Namibia reaches threshold of energy capacity after sustained renewable energy growth

Namibia has reached the current limit of its total energy capacity after an unprecedented period of growth in its renewable energy industry during the last few years.

The Southwest African country has installed almost 55MW of capacity from renewables in just a few years and has a further 121MW of clean energy projects under construction, according to state-owned utility NamPower.

However, the utility revealed that the total installed capacity combined with committed renewable generation means it is now approaching the threshold to which the national grid can accommodate.

According to 2017 studies, Namibia can handle around 275MW of renewables, about about half of the midday load.
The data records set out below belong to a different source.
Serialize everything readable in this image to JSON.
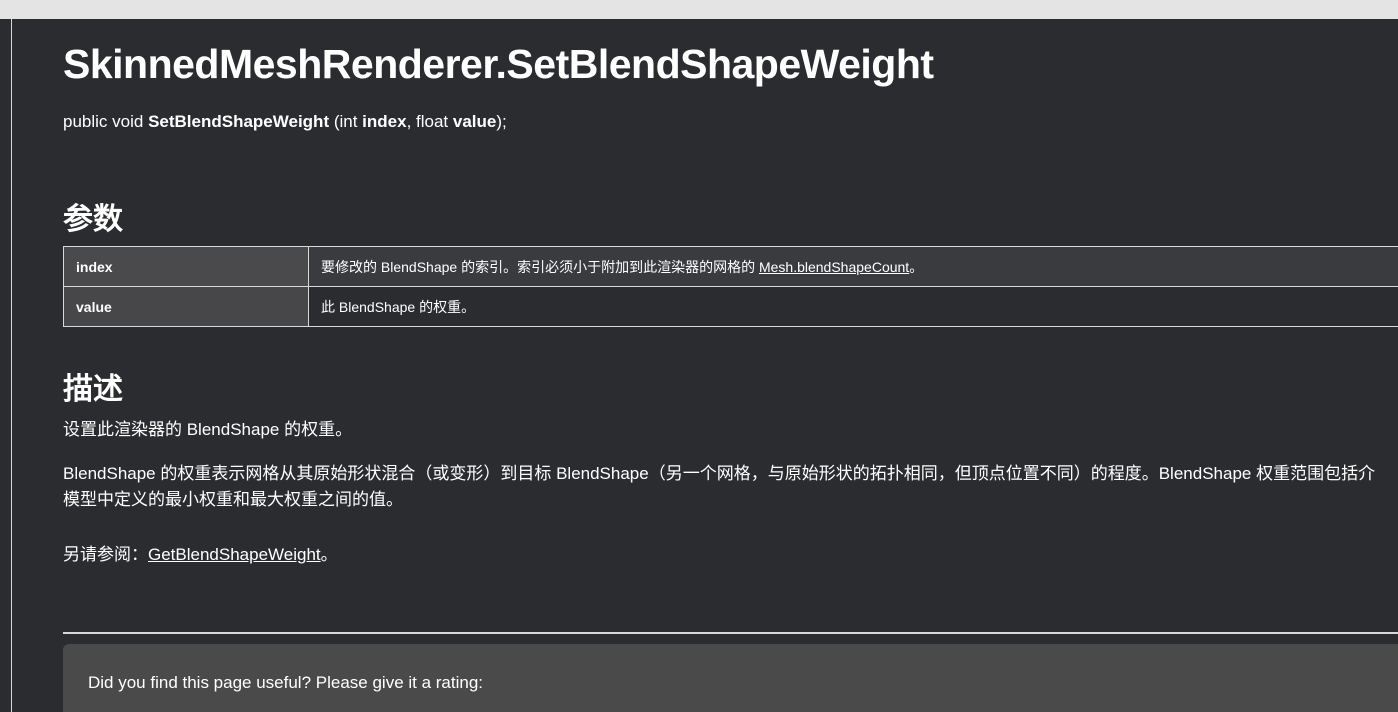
{
  "page": {
    "title": "SkinnedMeshRenderer.SetBlendShapeWeight",
    "signature": {
      "prefix": "public void ",
      "method": "SetBlendShapeWeight",
      "open": " (int ",
      "param1": "index",
      "sep": ", float ",
      "param2": "value",
      "close": ");"
    }
  },
  "parameters": {
    "heading": "参数",
    "rows": [
      {
        "name": "index",
        "desc_prefix": "要修改的 BlendShape 的索引。索引必须小于附加到此渲染器的网格的 ",
        "link": "Mesh.blendShapeCount",
        "desc_suffix": "。"
      },
      {
        "name": "value",
        "desc": "此 BlendShape 的权重。"
      }
    ]
  },
  "description": {
    "heading": "描述",
    "p1": "设置此渲染器的 BlendShape 的权重。",
    "p2_line1": "BlendShape 的权重表示网格从其原始形状混合（或变形）到目标 BlendShape（另一个网格，与原始形状的拓扑相同，但顶点位置不同）的程度。BlendShape 权重范围包括介",
    "p2_line2": "模型中定义的最小权重和最大权重之间的值。",
    "see_also_prefix": "另请参阅：",
    "see_also_link": "GetBlendShapeWeight",
    "see_also_suffix": "。"
  },
  "feedback": {
    "prompt": "Did you find this page useful? Please give it a rating:"
  }
}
The country is still reliant on imports for about 60% of its electricity, mainly from South Africa’s state-owned utility Eskom.

NamPower said it is dependent on Eskom to perform ‘load following’, when a power plant adjusts its output as demand for electricity fluctuates throughout the day.

The Namibian case study reveals how quickly wind and solar farms can penetrate nations before bigger investment is required in the grid, and reflects the opportunities open to renewable energy developers in Africa.

Wind and solar projects are often quicker and cheaper to build on the African continent, compared to coal and natural gas plants, however clean energy sources do not provide consistent 24-hour baseload electricity.

Now, Namibia is planning to reduce power imports while focusing on developing as much as 200MW of biomass power plants along with potential concentrated solar power projects.